Wednesday, July 2, 2014
30 August 2013
Greetings Concealed Weapons Permittees,
Harvard Study: No Correlation Between Gun Control and Less Violent Crime
This is a good article because it has a link to the primary source,
Rules of engagement --
When I was a Marine Corps Military Policeman (MOS 5811)
in 2002 at New River Marine Corps Air Station, Provost Mashal's Office,
we were required to say,
"Halt Military Police!" before using any kind of force.
I think most police are required by department policy to
give a warning before using deadly force.
Giving a verbal warning to your assailant is a bad
idea on many levels.
As a civilian, you are not required to give a warning.
The prosecutor will argue in court that if you had time to
give a warning, you had time to do any number of things
other than shoot the alleged assailant.
Your voice will betray your fear to your enemy.
Talking is a high order intellectual process.

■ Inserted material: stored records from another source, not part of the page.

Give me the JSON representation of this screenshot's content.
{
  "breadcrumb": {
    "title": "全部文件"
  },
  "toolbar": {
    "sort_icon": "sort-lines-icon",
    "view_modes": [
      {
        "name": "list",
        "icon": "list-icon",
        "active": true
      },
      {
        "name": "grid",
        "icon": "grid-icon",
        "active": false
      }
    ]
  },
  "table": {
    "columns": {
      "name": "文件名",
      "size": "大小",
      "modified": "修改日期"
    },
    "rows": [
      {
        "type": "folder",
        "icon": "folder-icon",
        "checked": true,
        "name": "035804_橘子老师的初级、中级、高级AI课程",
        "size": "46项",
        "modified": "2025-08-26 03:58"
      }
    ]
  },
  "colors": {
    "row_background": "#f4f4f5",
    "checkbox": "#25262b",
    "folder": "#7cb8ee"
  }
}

Humans cannot talk and shoot at the same time.
So, you should not be talking during a gun fight.
By giving a warning, you lose the element of surprise.
You want the enemy to learn of your gun only when the
bullet hits him. If you say, "Stop I have a gun!"
the enemy may run away, or he may change tactics
now that he knows you have a gun, such as pulling
out his gun.
There is nothing wrong with shooting an unarmed
assailant, as demonstrated in the recent George
The liberal media made the specious argument that
Mr. Zimmerman sustained only superficial injuries.
It might have taken Trayvon Martin 62 punches and three
minutes to kill Mr. Zimmerman. But, if Mr. Zimmerman
had not shot Trayvon Martin, when he did, Mr. Zimmerman
would have lost the ability to stop the assault.
How many punches can you take before you lose the
ability to shoot a gun? I bet for most of us,
the answer is zero. So, you can't let the assailant
get the first punch.
Never fire a warning shot. There is no safe
place to fire such a shot. If you point it at the sky,
the bullet will come down with lethal speed on
someone's head. (conservation of energy in a
gravitational field, even with air friction)
If you point it at the ground, the bullet may ricochet
into someone, possibly you.
Never shoot to wound. Combat shooting is a low
probability event. You should always shoot to the
center of mass to maximize the probability of a hit.
Shooting at a leg or arm decreases the probability
of a hit to near zero. Which means you're going to miss.
Remember, every miss is destroying property and
injuring innocent by standers, maybe killing them.
Which is fine if you're the bad guy.
But, you're the good guy.
We play under different rules of engagement.
Posted by Jon Low at Wednesday, July 02, 2014